[Records supplied]:
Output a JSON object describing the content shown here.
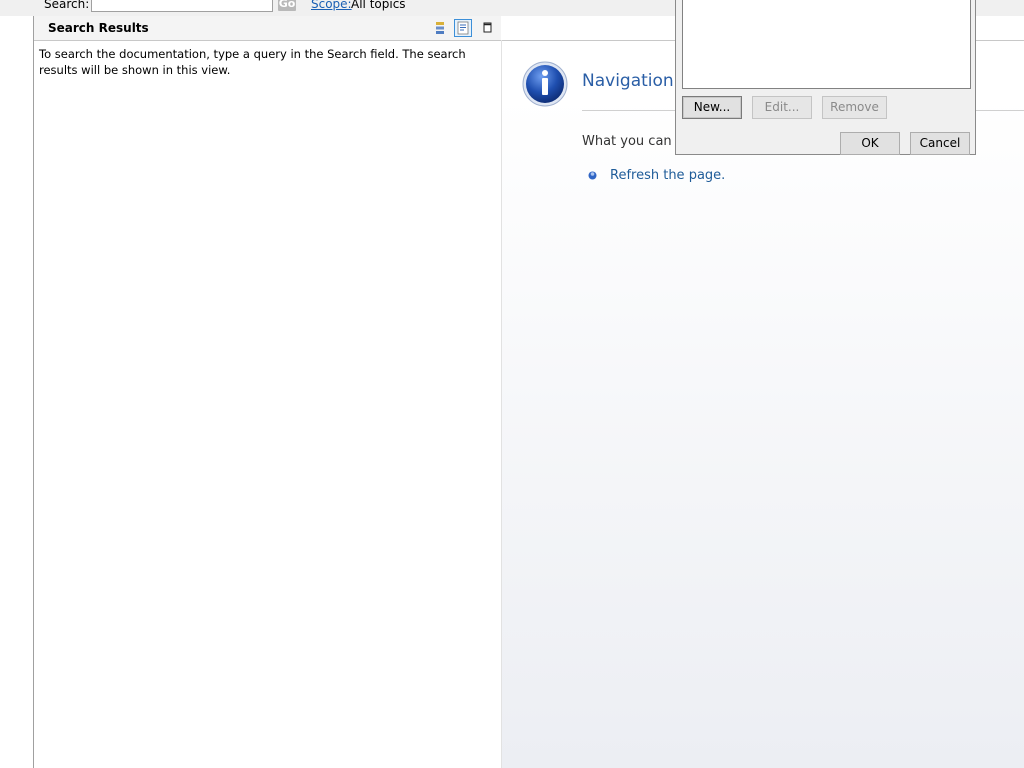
{
  "search": {
    "label": "Search:",
    "value": "",
    "placeholder": "",
    "go_label": "Go",
    "scope_link": "Scope:",
    "scope_value": "All topics"
  },
  "results": {
    "title": "Search Results",
    "message": "To search the documentation, type a query in the Search field. The search results will be shown in this view.",
    "toolbar": [
      "show-categories-icon",
      "show-descriptions-icon",
      "maximize-icon"
    ]
  },
  "content": {
    "heading": "Navigation t",
    "prompt": "What you can t",
    "link": "Refresh the page."
  },
  "dialog": {
    "buttons": {
      "new": "New...",
      "edit": "Edit...",
      "remove": "Remove",
      "ok": "OK",
      "cancel": "Cancel"
    }
  },
  "colors": {
    "link": "#1a5fb4",
    "heading": "#2a5ea6",
    "info_icon": "#1f4fb0"
  }
}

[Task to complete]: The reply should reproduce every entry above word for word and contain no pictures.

[Task answer]:
Output a JSON object describing the content shown here.
{
  "search": {
    "label": "Search:",
    "value": "",
    "placeholder": "",
    "go_label": "Go",
    "scope_link": "Scope:",
    "scope_value": "All topics"
  },
  "results": {
    "title": "Search Results",
    "message": "To search the documentation, type a query in the Search field. The search results will be shown in this view.",
    "toolbar": [
      "show-categories-icon",
      "show-descriptions-icon",
      "maximize-icon"
    ]
  },
  "content": {
    "heading": "Navigation t",
    "prompt": "What you can t",
    "link": "Refresh the page."
  },
  "dialog": {
    "buttons": {
      "new": "New...",
      "edit": "Edit...",
      "remove": "Remove",
      "ok": "OK",
      "cancel": "Cancel"
    }
  },
  "colors": {
    "link": "#1a5fb4",
    "heading": "#2a5ea6",
    "info_icon": "#1f4fb0"
  }
}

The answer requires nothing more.